Oh, and start eating like this (guess those dairy industry campaign dollars paid off):
May 28, 2011
This Back to Nature Bar Harbor Blend was all too good! (Haven’t ried the Nantucket yet.) The real surprise hit in the bag was the vanilla scented almonds - who knew?!
In truth, many of today’s trail mixes and granolas should be in the candy aisle. They are often high fat, high sugar, and therefore high calorie - so read those nutrition facts carefully.
I have found a more favorable nutrition profile in Udi’s Artisan Granola, however, they are simple and simply delicious. And then there’s Udi’s Gluten-Free granolas (a different company, I gather), and the totally addictive Bakery On Main gluten-free granola (try the cranberry-orange-cashew…).
February 28, 2011
This is not home made! When I was sick recently, I resorted to my emergency stash of canned soup, which included this Select Harvest soup from Campbell’s.

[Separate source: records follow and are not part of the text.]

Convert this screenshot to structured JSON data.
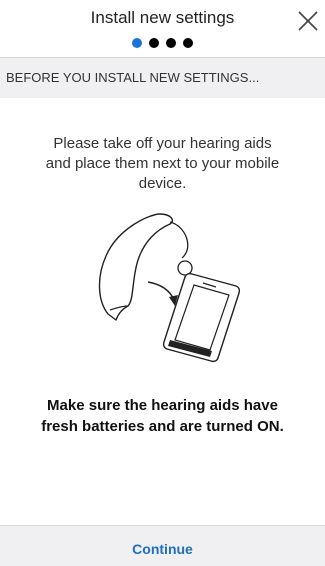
{
  "header": {
    "title": "Install new settings",
    "steps": {
      "total": 4,
      "current": 1
    },
    "close_icon": "close-icon"
  },
  "subheader": {
    "text": "BEFORE YOU INSTALL NEW SETTINGS..."
  },
  "main": {
    "instruction": "Please take off your hearing aids and place them next to your mobile device.",
    "illustration_icon": "hearing-aid-and-phone-illustration",
    "note": "Make sure the hearing aids have fresh batteries and are turned ON."
  },
  "footer": {
    "continue_label": "Continue"
  },
  "colors": {
    "accent": "#1a73d9",
    "link": "#1a6fc4",
    "subheader_bg": "#f0f0f2"
  }
}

They have improved their soups in recent years, so, while the Select Harvest line is still more processed than I’d like, it hit the spot, and was only somewhat too salty. It came in one of those pop-top styro tubs, meant to be portable, but of course I put it in a proper china bowl to heat it in the microwave. I was sick, after all, not crazy!
December 3, 2010

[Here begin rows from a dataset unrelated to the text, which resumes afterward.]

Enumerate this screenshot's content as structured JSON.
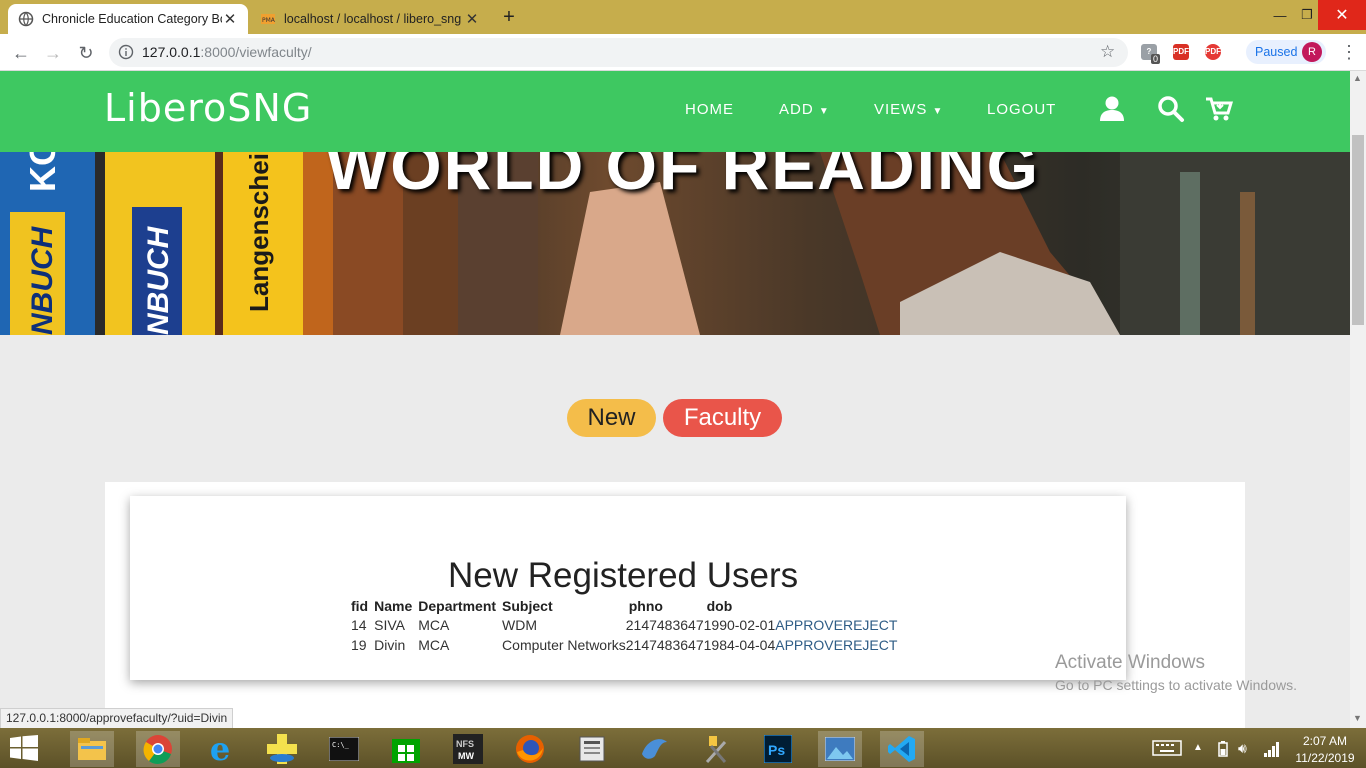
{
  "browser": {
    "tabs": [
      {
        "title": "Chronicle Education Category Bo",
        "active": true
      },
      {
        "title": "localhost / localhost / libero_sng",
        "active": false
      }
    ],
    "url_host": "127.0.0.1",
    "url_rest": ":8000/viewfaculty/",
    "profile_status": "Paused",
    "profile_initial": "R",
    "extension_badge": "0"
  },
  "site": {
    "logo": "LiberoSNG",
    "nav": {
      "home": "HOME",
      "add": "ADD",
      "views": "VIEWS",
      "logout": "LOGOUT"
    },
    "banner_title": "WORLD OF READING",
    "heading_part1": "New",
    "heading_part2": "Faculty",
    "colors": {
      "nav_green": "#3ec861",
      "pill_yellow": "#f4bd4a",
      "pill_red": "#e9554a",
      "link": "#2f5d86"
    }
  },
  "users_table": {
    "title": "New Registered Users",
    "columns": [
      "fid",
      "Name",
      "Department",
      "Subject",
      "phno",
      "dob"
    ],
    "rows": [
      {
        "fid": "14",
        "name": "SIVA",
        "department": "MCA",
        "subject": "WDM",
        "phno": "2147483647",
        "dob": "1990-02-01",
        "approve": "APPROVE",
        "reject": "REJECT"
      },
      {
        "fid": "19",
        "name": "Divin",
        "department": "MCA",
        "subject": "Computer Networks",
        "phno": "2147483647",
        "dob": "1984-04-04",
        "approve": "APPROVE",
        "reject": "REJECT"
      }
    ]
  },
  "watermark": {
    "line1": "Activate Windows",
    "line2": "Go to PC settings to activate Windows."
  },
  "status_url": "127.0.0.1:8000/approvefaculty/?uid=Divin",
  "taskbar": {
    "time": "2:07 AM",
    "date": "11/22/2019"
  }
}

When I was sick over Thanksgiving weekend, my friend (and neighbor) Joan sent me an offer I couldn’t refuse: “How about lunch? I made my favorite red lentil soup - I can bring you a cup in a couple of minutes. Made with fresh ingredients, olive oil and fresh lemon. Just say yes. Okay?”
SURE! I emailed back, then called too, just to be sure she knew I was eager. I happened to be starving and needed to get something together for lunch, so this was perfect.
This is an evolved version of the lovely soup that Melissa Clark wrote about in The New York Times, almost two years ago. Since then, Joan has made it her own, as they say, and the results are delicious. For the recipe (see NYT link) red lentils are cooked with onion, garlic, lentils and carrot, a little tomato paste and plenty of lemon juice. The recipe says to purée half of it, but Joan wisely just mashes it up with the back of a spoon a little. Seasonings include cumin and chopped cilantro, but Joan doesn’t care for the former and doesn’t bother with the latter if she doesn’t happen to have it. Besides, parsley works, too, she mentioned.
She’s made another lentil soup I also love, a Lebanese version with spinach. My notes say it, too, is from The New York Times, but I can’t find it online, although I do have it saved in a document, and have pasted it in below:
Lebanese Lentil Soup
1 bunch parsley
1 pound spinach
1 cup brown lentils
6 cups water
1 teaspoon salt
2 cups chicken broth
½ teaspoon pepper
5 garlic cloves
Juice of 2 lemons
1/4 cup olive oil
Wash parsley and spinach, tear off stems and wash and chop. Rinse lentils several times and soak in water for an hour. Drain excess water. Bring salted water to boil. Add lentils. Reduce heat to medium, cover and boil for 15 min. Stir occasionally and add chicken broth. Cook covered for another 20 min. Add parsley and spinach and cook another 20 min. Pound garlic with pinch of salt. Mix garlic with lemon and olive oil. Add to soup and simmer uncovered for 10 min.
(The wonderful lentil soup at Marhaba in Lambertville is topped with caramelized onion…)